SOURCE DATA:
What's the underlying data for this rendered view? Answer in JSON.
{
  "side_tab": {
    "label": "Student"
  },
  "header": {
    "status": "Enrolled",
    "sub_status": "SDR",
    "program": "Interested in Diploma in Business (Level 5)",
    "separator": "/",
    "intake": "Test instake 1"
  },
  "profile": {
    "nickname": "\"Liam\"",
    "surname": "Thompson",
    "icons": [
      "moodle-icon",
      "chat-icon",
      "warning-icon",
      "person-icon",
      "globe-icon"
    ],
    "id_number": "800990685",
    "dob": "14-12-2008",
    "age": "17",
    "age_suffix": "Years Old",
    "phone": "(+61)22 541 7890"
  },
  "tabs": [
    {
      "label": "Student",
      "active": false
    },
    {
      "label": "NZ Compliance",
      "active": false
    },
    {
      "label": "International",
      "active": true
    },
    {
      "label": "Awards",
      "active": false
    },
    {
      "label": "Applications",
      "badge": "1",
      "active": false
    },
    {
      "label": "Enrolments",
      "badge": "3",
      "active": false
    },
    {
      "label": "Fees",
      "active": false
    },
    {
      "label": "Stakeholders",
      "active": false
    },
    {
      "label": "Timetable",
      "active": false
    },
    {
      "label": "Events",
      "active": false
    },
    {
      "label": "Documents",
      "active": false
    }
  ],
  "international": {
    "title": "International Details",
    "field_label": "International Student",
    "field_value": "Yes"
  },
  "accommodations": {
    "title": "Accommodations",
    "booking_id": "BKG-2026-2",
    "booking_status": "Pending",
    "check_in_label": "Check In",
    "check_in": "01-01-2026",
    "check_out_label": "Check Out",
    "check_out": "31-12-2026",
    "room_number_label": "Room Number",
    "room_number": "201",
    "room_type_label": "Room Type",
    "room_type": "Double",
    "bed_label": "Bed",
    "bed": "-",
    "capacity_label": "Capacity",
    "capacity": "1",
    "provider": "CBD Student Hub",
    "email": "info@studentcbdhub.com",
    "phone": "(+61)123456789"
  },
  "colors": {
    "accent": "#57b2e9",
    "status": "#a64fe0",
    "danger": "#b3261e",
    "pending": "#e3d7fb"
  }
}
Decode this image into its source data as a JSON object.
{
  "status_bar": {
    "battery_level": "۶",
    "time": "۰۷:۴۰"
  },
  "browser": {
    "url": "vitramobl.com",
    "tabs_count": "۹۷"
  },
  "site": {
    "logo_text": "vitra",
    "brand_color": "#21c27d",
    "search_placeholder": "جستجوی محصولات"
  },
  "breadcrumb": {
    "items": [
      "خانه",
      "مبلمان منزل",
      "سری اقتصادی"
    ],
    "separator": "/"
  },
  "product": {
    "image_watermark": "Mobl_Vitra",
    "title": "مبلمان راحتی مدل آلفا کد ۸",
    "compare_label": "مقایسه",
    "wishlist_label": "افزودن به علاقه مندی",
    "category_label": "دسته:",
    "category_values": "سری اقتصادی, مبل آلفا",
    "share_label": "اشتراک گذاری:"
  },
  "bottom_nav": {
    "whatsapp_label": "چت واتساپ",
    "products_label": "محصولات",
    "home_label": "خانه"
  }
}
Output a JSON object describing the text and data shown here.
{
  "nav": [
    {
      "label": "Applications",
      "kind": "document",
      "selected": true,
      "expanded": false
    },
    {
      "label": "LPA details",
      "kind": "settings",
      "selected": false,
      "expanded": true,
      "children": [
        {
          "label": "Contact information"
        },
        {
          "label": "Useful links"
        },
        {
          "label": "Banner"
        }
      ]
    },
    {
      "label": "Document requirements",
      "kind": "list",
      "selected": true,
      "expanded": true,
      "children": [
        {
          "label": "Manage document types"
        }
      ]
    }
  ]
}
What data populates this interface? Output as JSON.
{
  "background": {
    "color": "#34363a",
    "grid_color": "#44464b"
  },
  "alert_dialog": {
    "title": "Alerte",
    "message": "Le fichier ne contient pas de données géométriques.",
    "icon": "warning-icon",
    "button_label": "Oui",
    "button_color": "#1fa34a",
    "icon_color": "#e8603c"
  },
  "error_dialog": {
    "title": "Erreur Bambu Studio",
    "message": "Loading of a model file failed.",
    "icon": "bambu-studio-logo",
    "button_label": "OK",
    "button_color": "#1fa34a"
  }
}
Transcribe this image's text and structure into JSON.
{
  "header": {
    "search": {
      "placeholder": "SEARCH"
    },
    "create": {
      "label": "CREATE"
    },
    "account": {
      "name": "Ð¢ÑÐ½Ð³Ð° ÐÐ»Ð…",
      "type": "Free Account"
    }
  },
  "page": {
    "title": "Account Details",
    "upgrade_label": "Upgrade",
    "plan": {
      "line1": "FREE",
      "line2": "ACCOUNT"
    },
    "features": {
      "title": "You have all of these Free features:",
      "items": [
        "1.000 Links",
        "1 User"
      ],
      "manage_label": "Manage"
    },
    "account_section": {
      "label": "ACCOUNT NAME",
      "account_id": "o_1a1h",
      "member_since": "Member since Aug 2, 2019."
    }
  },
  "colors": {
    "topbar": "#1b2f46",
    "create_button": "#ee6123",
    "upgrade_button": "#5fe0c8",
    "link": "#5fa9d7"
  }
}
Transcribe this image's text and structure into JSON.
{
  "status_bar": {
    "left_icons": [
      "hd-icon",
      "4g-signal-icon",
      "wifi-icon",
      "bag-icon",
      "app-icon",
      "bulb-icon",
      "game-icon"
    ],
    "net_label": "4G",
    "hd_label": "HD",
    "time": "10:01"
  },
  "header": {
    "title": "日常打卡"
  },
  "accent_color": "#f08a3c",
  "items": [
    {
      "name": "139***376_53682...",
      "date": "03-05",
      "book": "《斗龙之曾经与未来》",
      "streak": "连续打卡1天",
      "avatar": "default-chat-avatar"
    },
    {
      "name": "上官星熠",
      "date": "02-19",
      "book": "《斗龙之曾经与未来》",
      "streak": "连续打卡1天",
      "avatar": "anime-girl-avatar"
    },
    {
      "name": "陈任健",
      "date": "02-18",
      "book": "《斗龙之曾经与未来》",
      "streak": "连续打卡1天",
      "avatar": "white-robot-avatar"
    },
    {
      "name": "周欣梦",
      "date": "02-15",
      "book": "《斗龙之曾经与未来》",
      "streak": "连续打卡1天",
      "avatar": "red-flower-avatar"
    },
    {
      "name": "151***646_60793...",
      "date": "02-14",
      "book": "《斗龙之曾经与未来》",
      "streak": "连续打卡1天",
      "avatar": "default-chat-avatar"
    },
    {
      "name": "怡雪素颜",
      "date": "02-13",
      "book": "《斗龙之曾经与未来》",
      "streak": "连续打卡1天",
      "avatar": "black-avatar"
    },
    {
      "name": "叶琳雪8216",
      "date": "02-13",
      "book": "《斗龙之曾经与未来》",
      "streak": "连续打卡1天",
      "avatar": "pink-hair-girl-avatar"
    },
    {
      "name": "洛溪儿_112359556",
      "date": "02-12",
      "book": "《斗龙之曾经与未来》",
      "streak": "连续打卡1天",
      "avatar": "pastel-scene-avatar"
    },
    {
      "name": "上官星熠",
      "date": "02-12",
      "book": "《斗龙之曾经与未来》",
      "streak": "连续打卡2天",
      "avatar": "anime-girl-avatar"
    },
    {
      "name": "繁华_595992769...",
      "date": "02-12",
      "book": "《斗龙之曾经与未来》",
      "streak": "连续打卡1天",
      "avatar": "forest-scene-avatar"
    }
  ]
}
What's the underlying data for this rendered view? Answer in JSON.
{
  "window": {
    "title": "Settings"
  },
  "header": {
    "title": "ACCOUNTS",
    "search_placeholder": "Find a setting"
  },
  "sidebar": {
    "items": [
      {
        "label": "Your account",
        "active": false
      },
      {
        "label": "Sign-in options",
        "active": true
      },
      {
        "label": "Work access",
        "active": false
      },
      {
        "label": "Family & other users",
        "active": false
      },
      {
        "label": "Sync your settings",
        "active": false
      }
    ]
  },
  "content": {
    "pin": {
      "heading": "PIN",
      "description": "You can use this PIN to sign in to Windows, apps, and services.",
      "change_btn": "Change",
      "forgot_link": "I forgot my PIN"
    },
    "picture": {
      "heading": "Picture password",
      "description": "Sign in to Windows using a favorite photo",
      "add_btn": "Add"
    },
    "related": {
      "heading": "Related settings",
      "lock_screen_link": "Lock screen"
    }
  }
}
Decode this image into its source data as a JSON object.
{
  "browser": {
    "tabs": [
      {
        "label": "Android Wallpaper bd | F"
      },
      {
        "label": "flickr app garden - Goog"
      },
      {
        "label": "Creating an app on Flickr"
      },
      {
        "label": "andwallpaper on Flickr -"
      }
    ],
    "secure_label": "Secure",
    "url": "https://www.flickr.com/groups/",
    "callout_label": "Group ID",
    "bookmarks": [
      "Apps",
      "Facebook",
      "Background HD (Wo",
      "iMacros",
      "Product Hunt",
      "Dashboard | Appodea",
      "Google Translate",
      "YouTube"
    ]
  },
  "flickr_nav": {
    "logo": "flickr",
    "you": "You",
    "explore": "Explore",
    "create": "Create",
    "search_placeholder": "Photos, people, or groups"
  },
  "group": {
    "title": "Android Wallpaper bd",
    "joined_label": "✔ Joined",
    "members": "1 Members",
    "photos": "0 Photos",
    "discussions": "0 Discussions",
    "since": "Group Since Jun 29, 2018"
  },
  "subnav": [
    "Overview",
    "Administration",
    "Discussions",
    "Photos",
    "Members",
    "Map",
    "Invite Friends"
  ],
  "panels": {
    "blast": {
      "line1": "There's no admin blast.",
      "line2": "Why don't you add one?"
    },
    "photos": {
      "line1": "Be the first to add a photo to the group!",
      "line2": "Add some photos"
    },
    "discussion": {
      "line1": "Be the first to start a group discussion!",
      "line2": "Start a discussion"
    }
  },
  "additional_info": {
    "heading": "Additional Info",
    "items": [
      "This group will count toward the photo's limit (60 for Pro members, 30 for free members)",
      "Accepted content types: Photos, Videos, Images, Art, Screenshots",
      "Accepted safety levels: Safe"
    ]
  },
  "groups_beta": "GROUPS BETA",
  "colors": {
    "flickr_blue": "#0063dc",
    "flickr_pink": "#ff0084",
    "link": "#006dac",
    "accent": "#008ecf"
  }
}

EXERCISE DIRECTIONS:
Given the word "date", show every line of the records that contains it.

ANSWER AREA:
      "date": "03-05",
      "date": "02-19",
      "date": "02-18",
      "date": "02-15",
      "date": "02-14",
      "date": "02-13",
      "date": "02-13",
      "date": "02-12",
      "date": "02-12",
      "date": "02-12",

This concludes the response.